The “premium” support would still work for more complicated, more involved problems that need a custom solution. But I feel that for the “simpler” technical problems, a forum where the replies are only posted by Juce developers with the knowledge required, would be the best way.
Or maybe a “semi premium support” program. I wouldn’t mind paying $50 to have my questions answered directly by @jules, @ed95 or @t0m. Jules reply to how a hidden window basically piggy-backs on the hosts message-pump would have completely sufficed, giving me peace of mind.
Heck, if @jules, @ed95 or @t0m are up for it, I would even send them beer money directly via PayPal for answering these more challenging questions.
However, my 2 pence is this doesn’t really sound viable. Firstly, it’s not very “community” spirited, secondly, I’d think you’ll be shooting yourself in the foot deliberately rejecting help from others. There are some extremely experienced people in this forum and often complex discussions over problems are hashed out without any intervention from the JUCE team.
The JUCE team do an incredible job with the maintenance of the library and support of the forum, this suggestion feels like you’re saying that’s not good enough and you want a place to demand immediate and direct attention.
To be honest if feels like “premium” support but without the “premium”.
If you’re willing to pay for additional support, why not contact the JUCE team and actually engage some premium support?
But to me it feels like you’re seriously undervaluing the community support offord here.
Imagine if someone had actually done the exact thing you’re asking about (because a huge number of members here have completed a wide range of commercial projects over multiple decades) but they couldn’t help you because you’ve posted in a special locked forum.

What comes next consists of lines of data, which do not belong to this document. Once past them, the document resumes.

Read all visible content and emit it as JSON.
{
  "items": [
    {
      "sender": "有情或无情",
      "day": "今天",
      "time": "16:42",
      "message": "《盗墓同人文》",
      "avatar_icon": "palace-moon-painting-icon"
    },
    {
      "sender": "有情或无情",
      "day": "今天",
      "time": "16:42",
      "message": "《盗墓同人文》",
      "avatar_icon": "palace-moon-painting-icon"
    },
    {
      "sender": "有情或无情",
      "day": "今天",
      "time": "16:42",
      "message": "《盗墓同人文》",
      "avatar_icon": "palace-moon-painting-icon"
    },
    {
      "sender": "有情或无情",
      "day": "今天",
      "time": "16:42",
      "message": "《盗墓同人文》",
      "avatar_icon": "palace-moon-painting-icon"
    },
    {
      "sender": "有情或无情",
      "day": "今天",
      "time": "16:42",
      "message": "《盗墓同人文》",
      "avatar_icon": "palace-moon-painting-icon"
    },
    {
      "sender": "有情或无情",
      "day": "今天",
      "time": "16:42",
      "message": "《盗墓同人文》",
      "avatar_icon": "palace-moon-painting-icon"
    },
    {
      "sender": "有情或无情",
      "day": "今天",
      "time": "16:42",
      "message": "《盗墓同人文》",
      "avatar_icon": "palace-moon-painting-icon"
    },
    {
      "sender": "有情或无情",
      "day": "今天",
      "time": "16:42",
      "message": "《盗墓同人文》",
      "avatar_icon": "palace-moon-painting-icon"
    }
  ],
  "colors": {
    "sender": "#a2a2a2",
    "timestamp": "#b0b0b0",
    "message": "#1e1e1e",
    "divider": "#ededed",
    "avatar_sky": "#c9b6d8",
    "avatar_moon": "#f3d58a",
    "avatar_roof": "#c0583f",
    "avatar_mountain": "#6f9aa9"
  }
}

In my personal experience over the past 18 months here, I haven’t found this to be true. Whenever I’m looking for a specific piece of information and search via google or these forums, the only times I’ve found viable and working solutions, it was from the Juce developers themselves.
Maybe I don’t have the same problems most other users have?
Speaking of the community, please keep this conversation civil and refrain from antagonising one another! Having moderated this forum for a few years I’ve gotten a sense of when a topic might get derailed…
Even though this forum feels very welcoming, particularly in comparison to other equivalent ones, we regularly get feedback from people that they’re hesitant to post because they fear being belittled or otherwise embarrassed.
I have learned an enormous amount about JUCE, and programming best practices, by following the forum discussions as often as possible. Even when the discussion is not directly relevant to something I am working on, I find that I often learn something useful. And I would be willing to bet there are many here that will say the same!
And…that is how we become pro…by learning.
Thank you to all the JUCE devs for actively participating in this forum, and providing accurate information, and responding to requests rapidly. And thank you to forum members who generously provide help, often within minutes of asking a question.
I look forward each day to checking the forum…to see what I can learn!
Did you get into plugin and application development to do things the easy way or not? You are coming across as really entitled here and everyone should bow down because you or your team made nexus2. All of us are/were producers/musicians/engineers before we started dabbling in code, so don’t forget that we are or were probably a customer of yours. You’re not doing yourself any favors coming across in this thread in terms of “customer relations”…